Cover illustration by Bern Smith
When Nurse Sarah Sanstead inherited an old house in the country and decided to turn it into a convalescent home for children, she did not guess the complications which would ensue. Her new neighbour, the surgeon Oliver Mansbury, wanted the house as an extension for his next-door nursing home, and did not hesitate to express his scepticism about Sarah’s plans: “Aren’t you really only waiting to be collected as some man’s wife, the mother of his children?” Sarah was indignant. But little did she realize that a time would come when she would hope against hope that she might become Oliver Mansbury’s wife and the mother of his children.
“Not that you don’t look just as sweet in your starch.
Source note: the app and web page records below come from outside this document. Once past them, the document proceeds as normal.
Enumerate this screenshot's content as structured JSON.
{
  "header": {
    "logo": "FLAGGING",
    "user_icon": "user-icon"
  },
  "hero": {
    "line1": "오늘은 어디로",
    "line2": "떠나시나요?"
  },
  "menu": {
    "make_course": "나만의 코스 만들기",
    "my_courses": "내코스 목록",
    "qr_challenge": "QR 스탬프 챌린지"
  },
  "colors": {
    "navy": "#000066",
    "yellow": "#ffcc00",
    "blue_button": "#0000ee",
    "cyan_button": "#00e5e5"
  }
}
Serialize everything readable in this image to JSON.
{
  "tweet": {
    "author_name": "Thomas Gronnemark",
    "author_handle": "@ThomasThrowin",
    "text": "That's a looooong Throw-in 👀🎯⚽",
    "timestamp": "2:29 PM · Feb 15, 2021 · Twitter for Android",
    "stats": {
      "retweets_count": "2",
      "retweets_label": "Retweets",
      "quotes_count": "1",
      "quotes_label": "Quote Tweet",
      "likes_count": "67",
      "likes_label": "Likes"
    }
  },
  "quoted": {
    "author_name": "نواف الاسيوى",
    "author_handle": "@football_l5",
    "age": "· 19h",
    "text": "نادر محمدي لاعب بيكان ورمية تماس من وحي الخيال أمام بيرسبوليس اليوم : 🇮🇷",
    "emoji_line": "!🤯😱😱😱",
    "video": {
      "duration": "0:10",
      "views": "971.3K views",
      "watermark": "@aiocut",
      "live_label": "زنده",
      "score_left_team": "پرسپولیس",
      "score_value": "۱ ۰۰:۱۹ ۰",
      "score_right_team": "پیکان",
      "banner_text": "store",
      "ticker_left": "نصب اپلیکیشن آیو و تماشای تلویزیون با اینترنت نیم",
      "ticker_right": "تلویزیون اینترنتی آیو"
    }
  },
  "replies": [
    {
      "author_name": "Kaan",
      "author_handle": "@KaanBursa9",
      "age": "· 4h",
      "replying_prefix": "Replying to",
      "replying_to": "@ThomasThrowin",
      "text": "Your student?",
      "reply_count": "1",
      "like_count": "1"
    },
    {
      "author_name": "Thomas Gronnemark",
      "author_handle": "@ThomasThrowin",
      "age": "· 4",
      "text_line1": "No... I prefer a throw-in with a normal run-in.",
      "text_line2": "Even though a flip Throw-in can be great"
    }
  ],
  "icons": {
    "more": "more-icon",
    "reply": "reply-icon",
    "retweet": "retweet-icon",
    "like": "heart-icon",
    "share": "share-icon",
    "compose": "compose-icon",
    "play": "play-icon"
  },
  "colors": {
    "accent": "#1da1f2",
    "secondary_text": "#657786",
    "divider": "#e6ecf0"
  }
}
But I’ll say you can blossom when you like.”
“So many children are spoonfed on TV that the ones who really prefer to get things from books appear as freaks of nature.”
“A man loves a woman quite differently from the way she loves him, everyone knows.”
“Mother of his children”? Maybe this phrase off the back cover blurb above is meant to be a euphemism, but when I see a hot guy, the last thing I think about is babies. Regardless, when Sarah Sanstead inherits an enormous old house in the country, she decides to turn it into a rehab facility for children recovering from illness. The rub is that her neighbors have turned their house into a rehab facility for old folks, and matron Kate of Greystones is fighting with Sarah at every turn about it, because she had hoped to buy Sarah’s house and expand her own facility. And those screaming kids make such a racket!
The matron’s nephew, Oliver Mansbury, is (guess) a surgeon in the employ of Greystones; though you’d think an internist might have been a better choice, you just can’t get good help these days. Oliver is initially opposed to Sarah’s plans, and has a talk with her early on when she refuses his offers to buy her out. He wants to know if she is really committed to her facility, or is her devotion “the kind a lot of women parade as a virtue, when they’re really only waiting to be collected as some man’s wife”? She is shocked—shocked!—by the question, and declares that she is utterly sincere. “My job is the one thing I want to do,” she says—but adds, “when I marry I should want that to be the one thing I must do.” So how will she manage, he wants to know, when her true love comes along? “When there’s just one thing that you know matters most to you, everything else takes second place,” she answers naively. He is skeptical, and dubious of her facility, but in a few more pages, the place is up and running smoothly, and Oliver is easily won over by the young lady’s hard work and dedication.
So now it’s the daily ups and downs of a house full of children, men to go out with even though they’re really just good friends and not boyfriends, and minor skirmishes with Matron Kate and, also, Jurice Grey, a wealthy and shallow young woman who is hoping to become engaged to Oliver, in part by kneecapping the competition she sees over the fence. And Sarah’s own growing affection for Oliver, but if “the leap of her heart at sight [of] him was too disturbingly familiar,” she is wholly unable to see that she is falling for him. I am always irritated by this particular contrivance of the VNRN, as it just makes our heroine seem stupid. The penny always drops eventually; “she loved the man,” Sarah finally realizes in the penultimate chapter, which comes as a surprise to exactly no one else. But “the realization shook her to the core.” Ugh.
Without much fuss, Sarah and Oliver eventually find their way to each other. But now rears its head the question of which is more important to Sarah, her work or her man. “If I insist that marriage to me will be a full time job,” Oliver says, will she agree to close down? Yes, she will, “without question”—but not to worry, folks, he was just joking! “I was testing your wifely compliance,” he explains, ha ha, and isn’t it big of him to let her keep her business after all? Only, though, if she agrees to expand into something much larger, an idea she has resisted mightily throughout the book. “ ‘Now you are beginning to manage me too!’ she accused him happily,” because nothing makes a lady more pleased than to be bossed around by her boyfriend. “Who with a better right?” he answers, and all there is for them to kiss and live happily ever after, or at least until Sarah recovers the staunch independence of spirit that has made her facility a success up to this point.
This book is pleasant, but not much more than that. The characters are not especially exciting, with the sole exception of bad girl Jurice; her battles with Sarah are the only spice the story has to offer, even if they, too, are as predictable as the rest of the book. It’s a vanilla pudding—easy, smooth, and nice enough, but maybe not the first thing you’d reach for, if there’s molten chocolate cake to be had. There’s not always, I’ll grant you, so it will do in a pinch, but it’s nonetheless best left at the back of the cupboard for a day when it’s otherwise bare.